Over the coming months, as the divestment campaign catches on across Europe, we’ll be looking to work closely together with our friends and allies across Europe, including Bankwatch, Counterbalance, Re:Common, Urgewald and many more to help put an end to use of public money for the development of fossil fuel projects.

Join our mailing list and keep up to date with our work and opportunities to get involved as they develop.

 

This is actually the Prime Minister of New Zealand

I'm from New Zealand, and I need your help.

Whenever I meet people overseas, there's usually a perception that New Zealand is one of the only places left on Earth that is clean and green. It's partly true - it's a very beautiful place. If you go hiking, or 'tramping' as we prefer to call it, you can walk for a week and not see anyone if you pick your hills right. The stunning snow covered mountains do look a bit like in the Lord of the Rings and the Hobbit - mainly because that's where it was actually filmed. 
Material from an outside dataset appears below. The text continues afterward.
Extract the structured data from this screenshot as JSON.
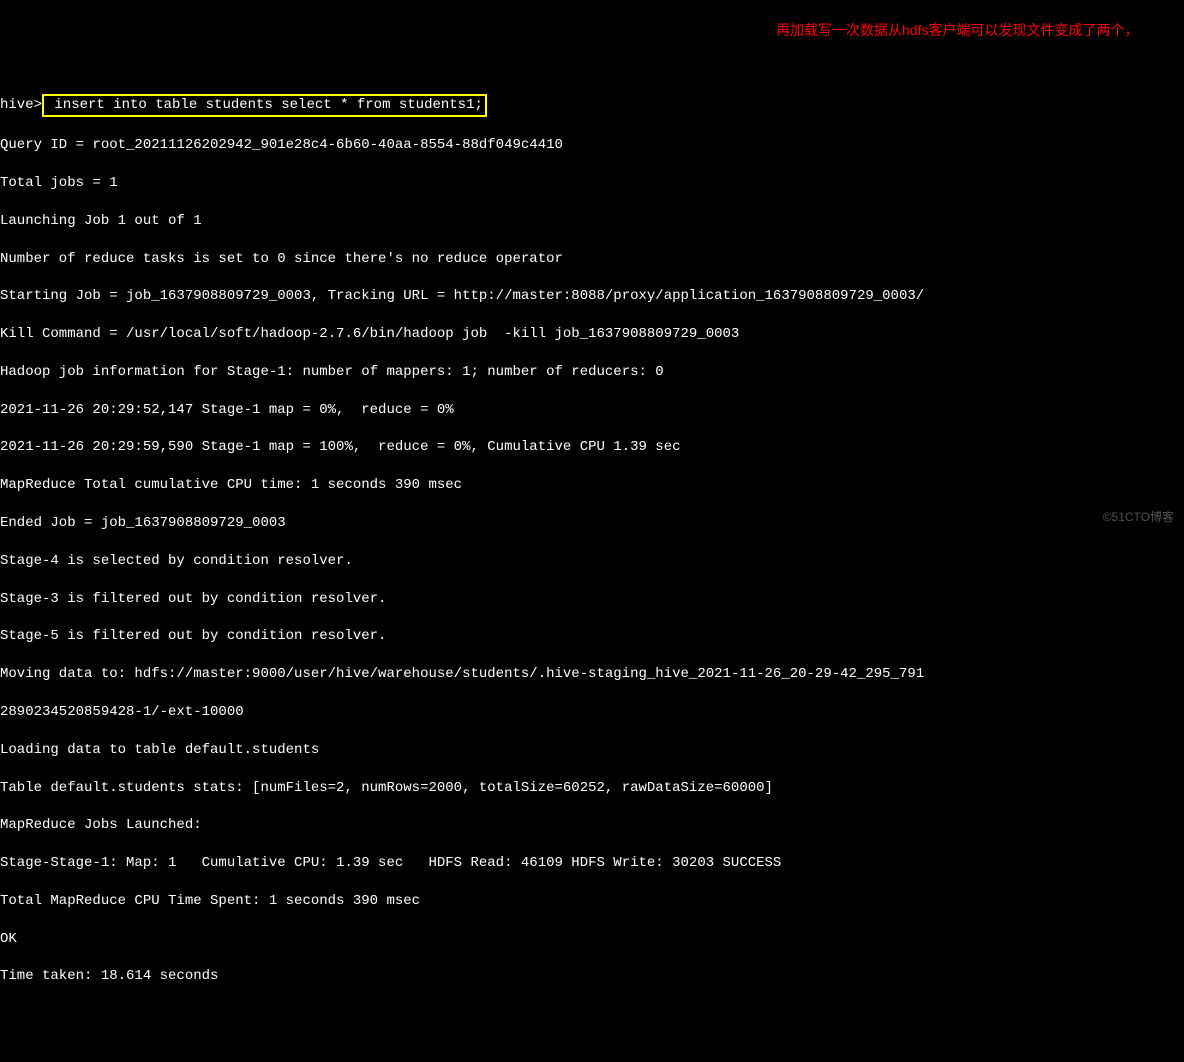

But it's time to set the record straight, because there's also the perception that the New Zealand Government is a relative saint when it comes to taking care of the environment and taking action on climate change. Rather than explain to you at length in words how this perception is dangerously wrong, all you have to do is watch this video clip of the actual New Zealand Prime Minister, John Key (and no, it's not a Flight of the Conchords parody, although I desperately wish that it was). He lays out his plans to dig up as much of New Zealand for resources as he can, and to drill deeper and deeper oil wells in our oceans - even when powerful earthquakes, like the 6.5 quake that hit Wellington this week are striking at these drill sites.

 

 

All of this comes at a time when we know that the world has already gone too far in sucking out every last bit of fossil fuels we can find, and there comes a time to say No More. So in the coming months and year, our team in New Zealand will be scaling up our efforts to show our outrage at John Key and his Government, and that we shall not stand idley by as they plunder New Zealand. The number of jobs and royalties Key quotes are hardly to be the 'game changer' he suggests them to be. It's classic 20th century politician policy - so desperately uncreative and unoriginal it's appealing to some people. There are so many other ways New Zealand can prosper and grow, without short-term greed and plunder. Yes it won't always be easy, and it will take creativity, entrepreunership and hardwork, but those qualities are at the core of the good old Kiwi, No.8 wire spirit, so I don't doubt for a minute that we could do it. 

So will you help us as we gear up to hold back the plunder of New Zealand - and share this so we can set the record straight with the rest of the world (you can tweet at him: @johnkeypm). The fight is on to keep New Zealand the way it should be.